→ **Stored items from a collection**
####################
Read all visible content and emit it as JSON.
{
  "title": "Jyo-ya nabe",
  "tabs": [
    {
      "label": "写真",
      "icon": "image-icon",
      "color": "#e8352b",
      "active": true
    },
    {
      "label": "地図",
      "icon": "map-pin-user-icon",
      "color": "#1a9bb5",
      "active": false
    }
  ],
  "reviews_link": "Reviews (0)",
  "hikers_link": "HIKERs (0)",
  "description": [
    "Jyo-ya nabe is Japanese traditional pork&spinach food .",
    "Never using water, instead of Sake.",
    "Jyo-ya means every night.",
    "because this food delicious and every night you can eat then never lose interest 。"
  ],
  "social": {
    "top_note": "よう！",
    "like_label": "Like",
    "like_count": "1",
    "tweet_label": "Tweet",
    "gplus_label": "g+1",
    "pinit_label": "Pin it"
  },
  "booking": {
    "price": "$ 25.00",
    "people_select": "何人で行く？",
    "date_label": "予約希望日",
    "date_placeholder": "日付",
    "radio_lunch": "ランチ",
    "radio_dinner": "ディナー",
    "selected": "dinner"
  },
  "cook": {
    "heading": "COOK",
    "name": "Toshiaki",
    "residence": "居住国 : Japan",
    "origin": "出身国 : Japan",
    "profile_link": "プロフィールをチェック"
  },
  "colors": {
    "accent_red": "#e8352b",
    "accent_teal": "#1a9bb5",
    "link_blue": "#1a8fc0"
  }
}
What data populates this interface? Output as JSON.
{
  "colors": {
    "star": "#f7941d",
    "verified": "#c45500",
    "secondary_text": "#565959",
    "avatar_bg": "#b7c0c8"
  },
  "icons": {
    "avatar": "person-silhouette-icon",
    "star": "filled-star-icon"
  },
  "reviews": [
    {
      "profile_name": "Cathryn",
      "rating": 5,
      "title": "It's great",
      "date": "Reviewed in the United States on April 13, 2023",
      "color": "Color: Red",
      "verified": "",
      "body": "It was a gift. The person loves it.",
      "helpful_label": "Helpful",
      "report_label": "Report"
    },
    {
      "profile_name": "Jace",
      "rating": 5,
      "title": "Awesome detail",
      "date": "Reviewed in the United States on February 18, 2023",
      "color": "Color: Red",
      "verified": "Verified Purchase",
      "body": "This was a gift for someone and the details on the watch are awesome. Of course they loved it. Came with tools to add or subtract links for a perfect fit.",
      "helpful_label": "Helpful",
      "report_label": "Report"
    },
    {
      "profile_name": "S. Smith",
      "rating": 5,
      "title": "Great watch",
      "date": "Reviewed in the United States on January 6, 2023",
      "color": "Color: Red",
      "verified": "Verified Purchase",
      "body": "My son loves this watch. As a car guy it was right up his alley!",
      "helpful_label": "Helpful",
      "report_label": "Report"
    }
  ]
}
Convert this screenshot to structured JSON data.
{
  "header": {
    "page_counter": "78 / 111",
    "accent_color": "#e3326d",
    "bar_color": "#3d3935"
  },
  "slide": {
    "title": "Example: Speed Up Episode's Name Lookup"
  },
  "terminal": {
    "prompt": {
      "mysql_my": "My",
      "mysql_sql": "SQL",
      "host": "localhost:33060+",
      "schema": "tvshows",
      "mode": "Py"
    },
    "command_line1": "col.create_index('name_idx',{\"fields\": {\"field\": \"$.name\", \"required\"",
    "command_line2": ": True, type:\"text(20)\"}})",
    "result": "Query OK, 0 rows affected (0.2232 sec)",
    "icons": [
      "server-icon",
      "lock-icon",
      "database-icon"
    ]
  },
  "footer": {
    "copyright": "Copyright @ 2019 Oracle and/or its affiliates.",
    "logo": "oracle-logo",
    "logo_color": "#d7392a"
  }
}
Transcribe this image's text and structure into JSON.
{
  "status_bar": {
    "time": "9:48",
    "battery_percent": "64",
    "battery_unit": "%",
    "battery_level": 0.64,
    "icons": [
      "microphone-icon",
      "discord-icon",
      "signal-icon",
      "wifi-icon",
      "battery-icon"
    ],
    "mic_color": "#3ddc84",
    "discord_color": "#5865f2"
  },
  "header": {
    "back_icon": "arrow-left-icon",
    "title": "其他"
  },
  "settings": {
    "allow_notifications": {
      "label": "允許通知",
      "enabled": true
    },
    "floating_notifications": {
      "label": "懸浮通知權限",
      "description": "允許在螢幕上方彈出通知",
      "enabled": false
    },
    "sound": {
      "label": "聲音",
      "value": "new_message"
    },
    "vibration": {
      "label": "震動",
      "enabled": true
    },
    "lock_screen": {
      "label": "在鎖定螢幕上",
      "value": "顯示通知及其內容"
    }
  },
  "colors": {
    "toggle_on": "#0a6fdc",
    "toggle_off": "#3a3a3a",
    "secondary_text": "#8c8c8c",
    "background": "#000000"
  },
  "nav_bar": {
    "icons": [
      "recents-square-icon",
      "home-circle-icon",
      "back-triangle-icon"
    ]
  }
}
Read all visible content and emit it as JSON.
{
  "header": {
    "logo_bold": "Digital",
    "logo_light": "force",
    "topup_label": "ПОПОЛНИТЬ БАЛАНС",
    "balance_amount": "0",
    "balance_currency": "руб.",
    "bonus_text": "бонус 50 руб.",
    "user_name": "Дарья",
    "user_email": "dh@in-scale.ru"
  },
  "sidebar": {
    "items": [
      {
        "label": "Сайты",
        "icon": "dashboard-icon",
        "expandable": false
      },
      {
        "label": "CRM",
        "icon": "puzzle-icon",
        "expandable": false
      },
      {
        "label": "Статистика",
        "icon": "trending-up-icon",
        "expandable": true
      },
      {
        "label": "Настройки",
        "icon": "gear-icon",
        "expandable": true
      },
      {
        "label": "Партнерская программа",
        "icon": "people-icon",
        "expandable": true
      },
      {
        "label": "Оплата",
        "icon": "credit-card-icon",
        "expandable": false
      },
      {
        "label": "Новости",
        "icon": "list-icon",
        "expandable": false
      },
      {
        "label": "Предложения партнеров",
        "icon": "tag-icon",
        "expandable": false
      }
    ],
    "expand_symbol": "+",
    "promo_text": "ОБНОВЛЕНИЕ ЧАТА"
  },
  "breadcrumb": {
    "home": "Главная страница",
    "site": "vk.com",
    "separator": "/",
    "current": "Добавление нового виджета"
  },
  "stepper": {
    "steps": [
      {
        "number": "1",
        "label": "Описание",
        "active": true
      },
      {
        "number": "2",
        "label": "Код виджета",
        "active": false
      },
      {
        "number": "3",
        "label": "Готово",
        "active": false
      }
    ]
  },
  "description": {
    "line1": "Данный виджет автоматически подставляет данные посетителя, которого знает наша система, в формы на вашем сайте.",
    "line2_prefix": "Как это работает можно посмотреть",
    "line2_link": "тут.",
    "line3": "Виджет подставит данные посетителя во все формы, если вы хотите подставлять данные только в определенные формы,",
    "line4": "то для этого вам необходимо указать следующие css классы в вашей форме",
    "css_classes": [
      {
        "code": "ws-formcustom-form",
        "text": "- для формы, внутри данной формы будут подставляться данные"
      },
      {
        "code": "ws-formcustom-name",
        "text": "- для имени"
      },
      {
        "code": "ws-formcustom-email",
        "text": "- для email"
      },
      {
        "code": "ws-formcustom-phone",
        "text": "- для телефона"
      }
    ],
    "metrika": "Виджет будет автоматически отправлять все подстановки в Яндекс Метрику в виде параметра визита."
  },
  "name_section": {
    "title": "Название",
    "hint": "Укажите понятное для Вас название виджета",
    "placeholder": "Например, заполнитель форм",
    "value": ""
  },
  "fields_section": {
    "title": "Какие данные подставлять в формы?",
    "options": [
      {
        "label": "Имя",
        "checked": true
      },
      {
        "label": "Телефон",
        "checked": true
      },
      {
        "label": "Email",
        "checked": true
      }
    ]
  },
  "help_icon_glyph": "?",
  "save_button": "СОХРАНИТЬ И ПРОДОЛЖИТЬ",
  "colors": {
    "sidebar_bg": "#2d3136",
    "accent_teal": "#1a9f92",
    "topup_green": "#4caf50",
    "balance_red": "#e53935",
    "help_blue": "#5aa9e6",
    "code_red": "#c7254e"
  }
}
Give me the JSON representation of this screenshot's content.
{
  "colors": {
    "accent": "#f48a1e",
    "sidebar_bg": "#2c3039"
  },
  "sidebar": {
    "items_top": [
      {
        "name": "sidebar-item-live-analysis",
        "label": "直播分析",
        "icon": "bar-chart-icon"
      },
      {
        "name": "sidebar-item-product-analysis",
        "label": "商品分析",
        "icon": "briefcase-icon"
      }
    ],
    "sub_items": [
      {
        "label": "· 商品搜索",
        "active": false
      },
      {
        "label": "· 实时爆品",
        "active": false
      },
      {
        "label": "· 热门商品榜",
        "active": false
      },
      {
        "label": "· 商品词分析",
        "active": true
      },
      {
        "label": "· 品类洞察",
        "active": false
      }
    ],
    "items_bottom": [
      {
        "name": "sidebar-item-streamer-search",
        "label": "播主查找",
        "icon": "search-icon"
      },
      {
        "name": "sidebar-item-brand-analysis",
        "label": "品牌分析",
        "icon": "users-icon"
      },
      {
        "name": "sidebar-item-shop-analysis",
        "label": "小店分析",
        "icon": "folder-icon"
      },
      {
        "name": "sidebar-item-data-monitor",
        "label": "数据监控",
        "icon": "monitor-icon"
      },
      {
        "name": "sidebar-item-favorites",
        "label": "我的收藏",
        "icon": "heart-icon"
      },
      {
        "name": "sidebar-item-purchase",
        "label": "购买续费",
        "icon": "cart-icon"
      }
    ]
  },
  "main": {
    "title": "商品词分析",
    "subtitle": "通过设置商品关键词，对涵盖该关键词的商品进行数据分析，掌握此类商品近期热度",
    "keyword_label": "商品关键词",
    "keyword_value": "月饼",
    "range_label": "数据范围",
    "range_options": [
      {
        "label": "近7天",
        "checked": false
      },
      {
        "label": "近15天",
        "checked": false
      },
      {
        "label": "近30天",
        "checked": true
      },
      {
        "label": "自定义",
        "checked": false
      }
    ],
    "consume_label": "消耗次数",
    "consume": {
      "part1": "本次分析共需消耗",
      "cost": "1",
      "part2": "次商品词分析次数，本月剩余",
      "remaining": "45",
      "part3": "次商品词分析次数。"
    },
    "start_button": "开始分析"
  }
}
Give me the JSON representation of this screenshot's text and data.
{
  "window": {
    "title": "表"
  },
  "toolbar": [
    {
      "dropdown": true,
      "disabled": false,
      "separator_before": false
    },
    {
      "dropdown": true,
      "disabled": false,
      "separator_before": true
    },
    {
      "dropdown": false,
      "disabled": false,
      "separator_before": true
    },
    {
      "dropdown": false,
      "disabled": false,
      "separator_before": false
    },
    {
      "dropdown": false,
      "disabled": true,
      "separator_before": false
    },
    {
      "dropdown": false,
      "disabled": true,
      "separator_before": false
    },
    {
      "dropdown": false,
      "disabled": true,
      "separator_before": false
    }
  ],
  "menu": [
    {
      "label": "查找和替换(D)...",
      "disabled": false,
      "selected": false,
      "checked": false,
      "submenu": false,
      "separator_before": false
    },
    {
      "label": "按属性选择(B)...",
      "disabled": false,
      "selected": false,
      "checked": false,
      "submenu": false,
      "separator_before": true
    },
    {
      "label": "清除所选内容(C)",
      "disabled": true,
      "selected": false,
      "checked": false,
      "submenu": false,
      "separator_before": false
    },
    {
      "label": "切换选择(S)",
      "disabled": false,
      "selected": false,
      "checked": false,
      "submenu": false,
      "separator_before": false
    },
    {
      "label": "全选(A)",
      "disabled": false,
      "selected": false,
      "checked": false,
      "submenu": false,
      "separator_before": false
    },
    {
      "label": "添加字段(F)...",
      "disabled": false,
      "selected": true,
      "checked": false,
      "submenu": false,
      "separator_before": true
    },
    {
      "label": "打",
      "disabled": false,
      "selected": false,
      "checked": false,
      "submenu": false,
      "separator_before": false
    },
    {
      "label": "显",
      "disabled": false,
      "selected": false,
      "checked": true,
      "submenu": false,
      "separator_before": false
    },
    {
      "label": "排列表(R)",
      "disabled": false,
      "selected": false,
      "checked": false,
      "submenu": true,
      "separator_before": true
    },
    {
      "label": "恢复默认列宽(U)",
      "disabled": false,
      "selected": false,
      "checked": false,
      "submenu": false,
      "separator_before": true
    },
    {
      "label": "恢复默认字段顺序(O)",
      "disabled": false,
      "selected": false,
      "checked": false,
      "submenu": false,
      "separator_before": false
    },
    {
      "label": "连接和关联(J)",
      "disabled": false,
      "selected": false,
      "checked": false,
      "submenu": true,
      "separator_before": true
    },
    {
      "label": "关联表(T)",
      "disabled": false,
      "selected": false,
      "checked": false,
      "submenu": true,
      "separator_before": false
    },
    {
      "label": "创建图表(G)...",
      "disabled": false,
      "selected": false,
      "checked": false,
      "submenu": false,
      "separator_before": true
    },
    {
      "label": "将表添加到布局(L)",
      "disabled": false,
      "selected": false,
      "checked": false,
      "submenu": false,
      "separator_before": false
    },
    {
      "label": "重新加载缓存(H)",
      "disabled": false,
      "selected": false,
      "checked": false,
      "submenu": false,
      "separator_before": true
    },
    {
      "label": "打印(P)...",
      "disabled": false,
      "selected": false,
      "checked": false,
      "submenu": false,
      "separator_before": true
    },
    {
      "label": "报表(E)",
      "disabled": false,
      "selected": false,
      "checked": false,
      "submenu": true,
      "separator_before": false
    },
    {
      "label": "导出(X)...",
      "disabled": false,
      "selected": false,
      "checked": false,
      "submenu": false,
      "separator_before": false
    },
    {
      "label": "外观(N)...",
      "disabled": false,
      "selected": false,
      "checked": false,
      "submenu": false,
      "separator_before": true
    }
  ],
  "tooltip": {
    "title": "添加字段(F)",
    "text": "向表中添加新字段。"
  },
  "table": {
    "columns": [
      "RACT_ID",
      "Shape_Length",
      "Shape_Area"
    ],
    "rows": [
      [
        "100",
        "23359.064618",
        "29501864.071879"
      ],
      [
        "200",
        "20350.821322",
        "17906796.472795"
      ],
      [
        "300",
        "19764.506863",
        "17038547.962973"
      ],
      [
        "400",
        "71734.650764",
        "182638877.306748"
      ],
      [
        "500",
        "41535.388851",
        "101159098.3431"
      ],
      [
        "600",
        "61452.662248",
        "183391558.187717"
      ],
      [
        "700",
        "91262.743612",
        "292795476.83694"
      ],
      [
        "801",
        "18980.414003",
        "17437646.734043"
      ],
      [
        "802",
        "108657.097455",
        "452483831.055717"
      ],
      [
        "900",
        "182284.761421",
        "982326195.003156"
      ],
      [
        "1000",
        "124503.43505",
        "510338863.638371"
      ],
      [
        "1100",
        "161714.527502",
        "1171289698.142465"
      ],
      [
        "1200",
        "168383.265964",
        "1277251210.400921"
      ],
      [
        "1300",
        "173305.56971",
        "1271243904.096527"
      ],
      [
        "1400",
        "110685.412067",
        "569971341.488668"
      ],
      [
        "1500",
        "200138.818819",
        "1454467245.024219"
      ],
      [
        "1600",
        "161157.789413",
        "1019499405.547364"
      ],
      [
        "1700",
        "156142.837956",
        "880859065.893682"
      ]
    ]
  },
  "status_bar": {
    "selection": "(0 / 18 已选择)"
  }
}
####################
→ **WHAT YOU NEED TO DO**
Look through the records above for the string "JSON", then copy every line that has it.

→ **RESPONSE TO THE EXERCISE**
Read all visible content and emit it as JSON.
What data populates this interface? Output as JSON.
Convert this screenshot to structured JSON data.
Transcribe this image's text and structure into JSON.
Read all visible content and emit it as JSON.
Give me the JSON representation of this screenshot's content.
Give me the JSON representation of this screenshot's text and data.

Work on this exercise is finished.